Look at each line of the records and count those with "PowerShell" in them. Please answer with the count alone.

[Opening MATERIAL SUPPLIED section]

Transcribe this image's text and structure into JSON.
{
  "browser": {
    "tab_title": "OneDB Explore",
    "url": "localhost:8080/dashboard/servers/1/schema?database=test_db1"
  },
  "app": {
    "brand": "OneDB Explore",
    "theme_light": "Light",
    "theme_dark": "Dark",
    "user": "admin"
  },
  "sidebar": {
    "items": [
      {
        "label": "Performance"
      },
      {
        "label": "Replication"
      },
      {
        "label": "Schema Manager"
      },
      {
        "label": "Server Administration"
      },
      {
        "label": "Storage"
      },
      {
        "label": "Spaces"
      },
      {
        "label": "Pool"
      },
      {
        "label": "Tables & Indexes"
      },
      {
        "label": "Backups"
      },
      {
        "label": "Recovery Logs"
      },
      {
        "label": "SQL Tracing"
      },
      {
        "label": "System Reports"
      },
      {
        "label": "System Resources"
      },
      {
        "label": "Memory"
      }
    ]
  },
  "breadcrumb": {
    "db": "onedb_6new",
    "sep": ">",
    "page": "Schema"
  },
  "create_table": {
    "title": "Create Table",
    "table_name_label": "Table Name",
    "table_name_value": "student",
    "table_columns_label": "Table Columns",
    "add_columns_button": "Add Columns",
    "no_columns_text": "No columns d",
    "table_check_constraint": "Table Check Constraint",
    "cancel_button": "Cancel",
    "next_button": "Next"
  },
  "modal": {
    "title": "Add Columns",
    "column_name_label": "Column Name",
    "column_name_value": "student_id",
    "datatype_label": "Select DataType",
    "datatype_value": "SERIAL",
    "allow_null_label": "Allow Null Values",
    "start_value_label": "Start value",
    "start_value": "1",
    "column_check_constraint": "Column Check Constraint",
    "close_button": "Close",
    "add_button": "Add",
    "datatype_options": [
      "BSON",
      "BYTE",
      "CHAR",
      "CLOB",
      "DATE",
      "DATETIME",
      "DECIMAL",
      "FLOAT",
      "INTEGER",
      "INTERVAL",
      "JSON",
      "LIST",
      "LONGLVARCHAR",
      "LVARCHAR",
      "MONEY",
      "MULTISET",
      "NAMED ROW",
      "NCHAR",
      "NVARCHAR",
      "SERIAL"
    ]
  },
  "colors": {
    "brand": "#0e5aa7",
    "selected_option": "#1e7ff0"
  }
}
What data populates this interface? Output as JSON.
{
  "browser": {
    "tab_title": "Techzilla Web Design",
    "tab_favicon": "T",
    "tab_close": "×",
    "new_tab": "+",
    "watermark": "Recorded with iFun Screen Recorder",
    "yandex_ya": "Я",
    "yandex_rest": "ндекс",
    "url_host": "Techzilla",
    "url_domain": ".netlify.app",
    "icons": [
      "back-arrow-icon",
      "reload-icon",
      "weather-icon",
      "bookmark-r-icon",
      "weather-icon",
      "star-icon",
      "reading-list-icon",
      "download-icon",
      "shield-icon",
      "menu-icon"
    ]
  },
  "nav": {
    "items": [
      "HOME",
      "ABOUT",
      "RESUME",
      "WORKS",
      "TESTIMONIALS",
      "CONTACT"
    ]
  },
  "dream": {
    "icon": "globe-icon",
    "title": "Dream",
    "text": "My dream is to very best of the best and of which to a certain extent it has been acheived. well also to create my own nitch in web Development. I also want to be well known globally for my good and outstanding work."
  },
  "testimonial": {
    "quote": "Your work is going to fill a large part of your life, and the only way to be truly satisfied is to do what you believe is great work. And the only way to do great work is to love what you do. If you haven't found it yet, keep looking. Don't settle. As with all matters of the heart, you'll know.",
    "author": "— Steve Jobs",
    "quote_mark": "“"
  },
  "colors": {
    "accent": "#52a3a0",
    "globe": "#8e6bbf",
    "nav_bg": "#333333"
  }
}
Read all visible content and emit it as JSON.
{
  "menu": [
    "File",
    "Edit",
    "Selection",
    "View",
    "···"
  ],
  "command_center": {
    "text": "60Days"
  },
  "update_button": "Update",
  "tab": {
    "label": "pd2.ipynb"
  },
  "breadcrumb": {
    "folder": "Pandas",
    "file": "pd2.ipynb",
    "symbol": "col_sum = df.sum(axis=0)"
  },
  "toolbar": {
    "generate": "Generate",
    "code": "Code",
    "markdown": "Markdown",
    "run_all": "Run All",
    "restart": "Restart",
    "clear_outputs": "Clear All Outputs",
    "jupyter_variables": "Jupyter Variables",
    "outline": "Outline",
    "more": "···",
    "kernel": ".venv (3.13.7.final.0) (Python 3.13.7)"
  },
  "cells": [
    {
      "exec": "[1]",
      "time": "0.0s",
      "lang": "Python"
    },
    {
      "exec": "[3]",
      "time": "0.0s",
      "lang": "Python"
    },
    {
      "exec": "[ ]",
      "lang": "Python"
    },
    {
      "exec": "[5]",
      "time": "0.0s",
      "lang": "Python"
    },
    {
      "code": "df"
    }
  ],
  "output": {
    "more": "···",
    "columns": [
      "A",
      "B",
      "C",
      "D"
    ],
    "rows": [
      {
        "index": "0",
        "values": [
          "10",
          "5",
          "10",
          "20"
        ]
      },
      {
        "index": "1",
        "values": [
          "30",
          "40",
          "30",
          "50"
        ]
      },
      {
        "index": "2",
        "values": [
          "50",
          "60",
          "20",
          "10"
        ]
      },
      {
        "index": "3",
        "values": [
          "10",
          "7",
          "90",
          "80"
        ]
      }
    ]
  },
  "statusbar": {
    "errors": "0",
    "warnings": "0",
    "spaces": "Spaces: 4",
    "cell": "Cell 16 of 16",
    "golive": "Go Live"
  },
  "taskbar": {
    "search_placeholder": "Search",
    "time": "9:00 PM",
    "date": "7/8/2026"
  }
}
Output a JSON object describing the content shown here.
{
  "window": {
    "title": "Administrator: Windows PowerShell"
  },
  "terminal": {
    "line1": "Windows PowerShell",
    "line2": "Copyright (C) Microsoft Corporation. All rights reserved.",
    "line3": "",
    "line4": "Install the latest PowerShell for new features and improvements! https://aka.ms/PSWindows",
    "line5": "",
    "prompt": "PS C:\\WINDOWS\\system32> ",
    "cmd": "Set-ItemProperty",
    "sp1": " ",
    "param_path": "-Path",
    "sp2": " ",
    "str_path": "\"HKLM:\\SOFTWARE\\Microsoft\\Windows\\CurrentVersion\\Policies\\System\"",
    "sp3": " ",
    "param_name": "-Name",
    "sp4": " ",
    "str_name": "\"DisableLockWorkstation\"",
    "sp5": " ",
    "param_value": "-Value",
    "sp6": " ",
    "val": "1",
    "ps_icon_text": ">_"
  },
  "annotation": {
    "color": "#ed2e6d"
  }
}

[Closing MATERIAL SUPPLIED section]

EXPECTED OUTPUT: 3